Phobias are irrational and disabling fears that produce a compelling desire to avoid the dreaded object or situation. A person with a phobia understands that the fear is excessive or groundless. But the effort to resist it only brings more anxiety.
Phobias often begin in childhood. People who suffer from phobias often fear a specific thing, such as germs, bugs, school, dentists, driving, water, balloons, snakes, high places (acrophobia), or enclosed spaces (claustrophobia). The fear is usually not of the object itself but of some dire outcome, such as falling from an airplane.

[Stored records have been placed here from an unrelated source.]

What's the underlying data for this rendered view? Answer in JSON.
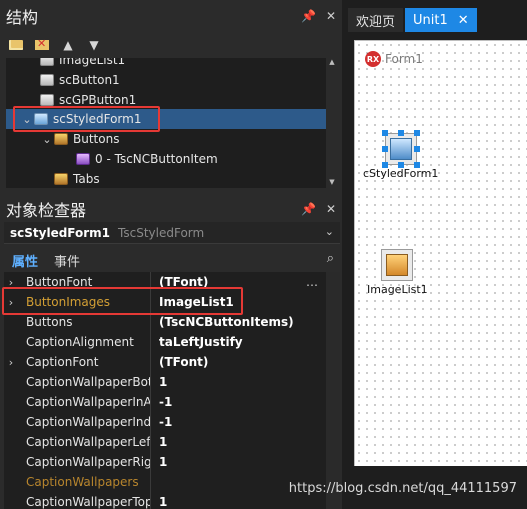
{
  "structure_panel": {
    "title": "结构",
    "pin_glyph": "📌",
    "close_glyph": "✕",
    "toolbar_icons": [
      "open-folder-icon",
      "delete-folder-icon",
      "up-arrow-icon",
      "down-arrow-icon"
    ],
    "tree": [
      {
        "label": "ImageList1",
        "icon": "component-icon",
        "indent": 1
      },
      {
        "label": "scButton1",
        "icon": "component-icon",
        "indent": 1
      },
      {
        "label": "scGPButton1",
        "icon": "component-icon",
        "indent": 1
      },
      {
        "label": "scStyledForm1",
        "icon": "form-component-icon",
        "indent": 0,
        "selected": true,
        "expanded": true
      },
      {
        "label": "Buttons",
        "icon": "buttons-collection-icon",
        "indent": 1,
        "expanded": true
      },
      {
        "label": "0 - TscNCButtonItem",
        "icon": "button-item-icon",
        "indent": 2
      },
      {
        "label": "Tabs",
        "icon": "buttons-collection-icon",
        "indent": 1
      }
    ]
  },
  "inspector": {
    "title": "对象检查器",
    "object_name": "scStyledForm1",
    "object_class": "TscStyledForm",
    "tabs": [
      "属性",
      "事件"
    ],
    "active_tab": "属性",
    "properties": [
      {
        "name": "ButtonFont",
        "value": "(TFont)",
        "expandable": true,
        "ellipsis": true
      },
      {
        "name": "ButtonImages",
        "value": "ImageList1",
        "expandable": true,
        "highlight": true
      },
      {
        "name": "Buttons",
        "value": "(TscNCButtonItems)"
      },
      {
        "name": "CaptionAlignment",
        "value": "taLeftJustify"
      },
      {
        "name": "CaptionFont",
        "value": "(TFont)",
        "expandable": true
      },
      {
        "name": "CaptionWallpaperBotto",
        "value": "1"
      },
      {
        "name": "CaptionWallpaperInAct",
        "value": "-1"
      },
      {
        "name": "CaptionWallpaperIndex",
        "value": "-1"
      },
      {
        "name": "CaptionWallpaperLeftM",
        "value": "1"
      },
      {
        "name": "CaptionWallpaperRight",
        "value": "1"
      },
      {
        "name": "CaptionWallpapers",
        "value": "",
        "dim": true
      },
      {
        "name": "CaptionWallpaperTopM",
        "value": "1"
      }
    ]
  },
  "designer": {
    "tabs": [
      {
        "label": "欢迎页",
        "active": false
      },
      {
        "label": "Unit1",
        "active": true,
        "close": "✕"
      }
    ],
    "form_caption": "Form1",
    "rx_logo": "RX",
    "components": [
      {
        "label": "cStyledForm1",
        "icon": "styled-form-icon",
        "selected": true
      },
      {
        "label": "ImageList1",
        "icon": "image-list-icon",
        "selected": false
      }
    ]
  },
  "watermark": "https://blog.csdn.net/qq_44111597"
}
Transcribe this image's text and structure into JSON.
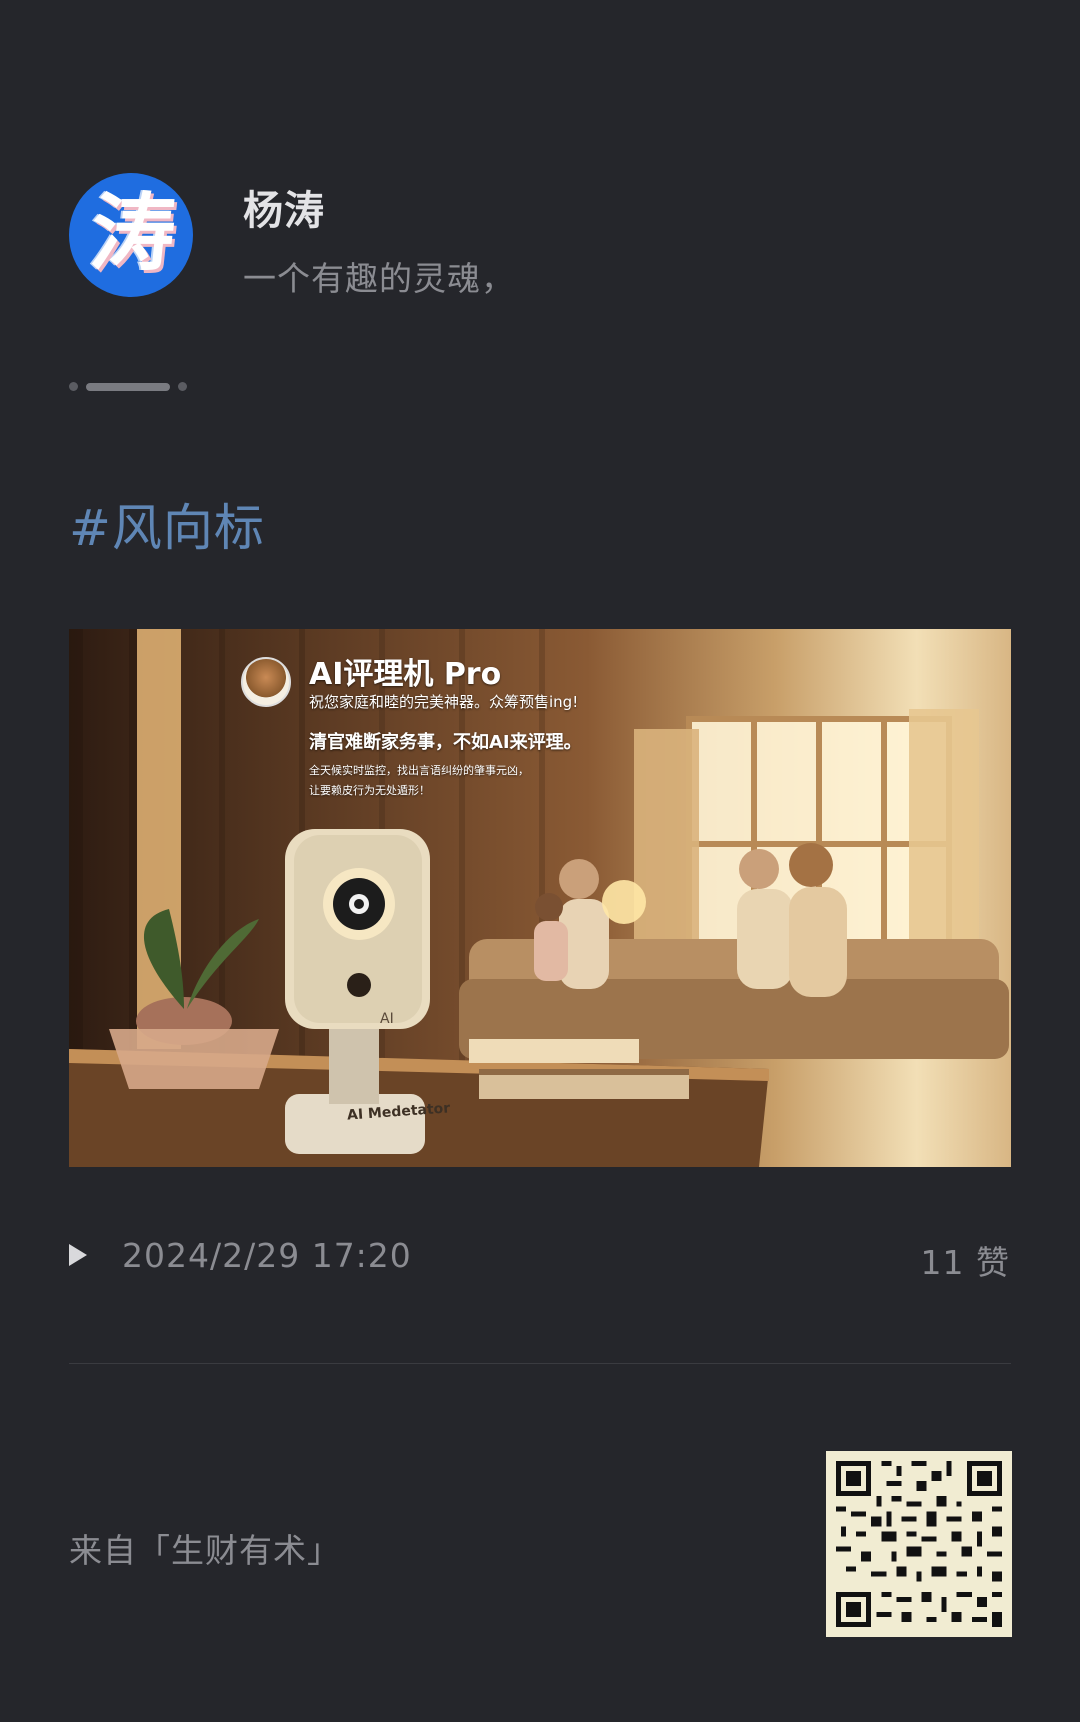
{
  "author": {
    "avatar_char": "涛",
    "name": "杨涛",
    "bio": "一个有趣的灵魂，"
  },
  "post": {
    "hashtag": "#风向标",
    "image": {
      "title": "AI评理机 Pro",
      "line1": "祝您家庭和睦的完美神器。众筹预售ing!",
      "line2": "清官难断家务事，不如AI来评理。",
      "line3": "全天候实时监控，找出言语纠纷的肇事元凶，",
      "line4": "让要赖皮行为无处遁形！",
      "device_label": "AI",
      "base_label": "AI Medetator"
    },
    "timestamp": "2024/2/29 17:20",
    "likes": "11 赞"
  },
  "footer": {
    "source": "来自「生财有术」"
  },
  "icons": {
    "play": "play-icon",
    "qr": "qr-code"
  },
  "colors": {
    "background": "#25262b",
    "hashtag": "#5f86b5",
    "avatar_bg": "#1f6de0"
  }
}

According to his doctor, Rich David is a healthy 32-year-old man. Yet for years, David has believed otherwise. All it takes is a swollen gland or an upset stomach to set him off. Immediately, he assumes -- he knows -- that he's fatally ill.
"I'll waste days researching gruesome cancers on the Internet," he says. He can't concentrate on his work. He's so anxious that he can't eat; the resulting weight loss further terrifies him. Despite its comic reputation, hypochondria is a real psychiatric disorder,...
Someone with agoraphobia suffers multiple fears that have three main themes: fear of leaving home, of being alone, and of being in a situation where one cannot suddenly leave or obtain help. When fear is at its peak, the agoraphobic may go to almost any lengths to avoid leaving home.
In social phobia, a person's central fear is of being humiliated in public. People with this kind of phobia may even balk at eating in a restaurant. They avoid public speaking, parties, and public restrooms. Such situations and places may bring blushing, palpitations, sweating, tremors, stuttering, or faintness.
A person whose phobia is left untreated may become withdrawn, depressed, and socially incapacitated. Fortunately, there are treatments for phobias.
What Causes Phobias?
Some specific phobias can be explained as fear responses to early traumatic events, such as an attack or bite by a dog, but the majority have no obvious cause. Most develop when an underlying fear or conflict is transferred to something completely unrelated. Agoraphobia may develop in response to repeated panic attacks. Symptoms of social phobia may develop early in childhood, but the true cause is unknown.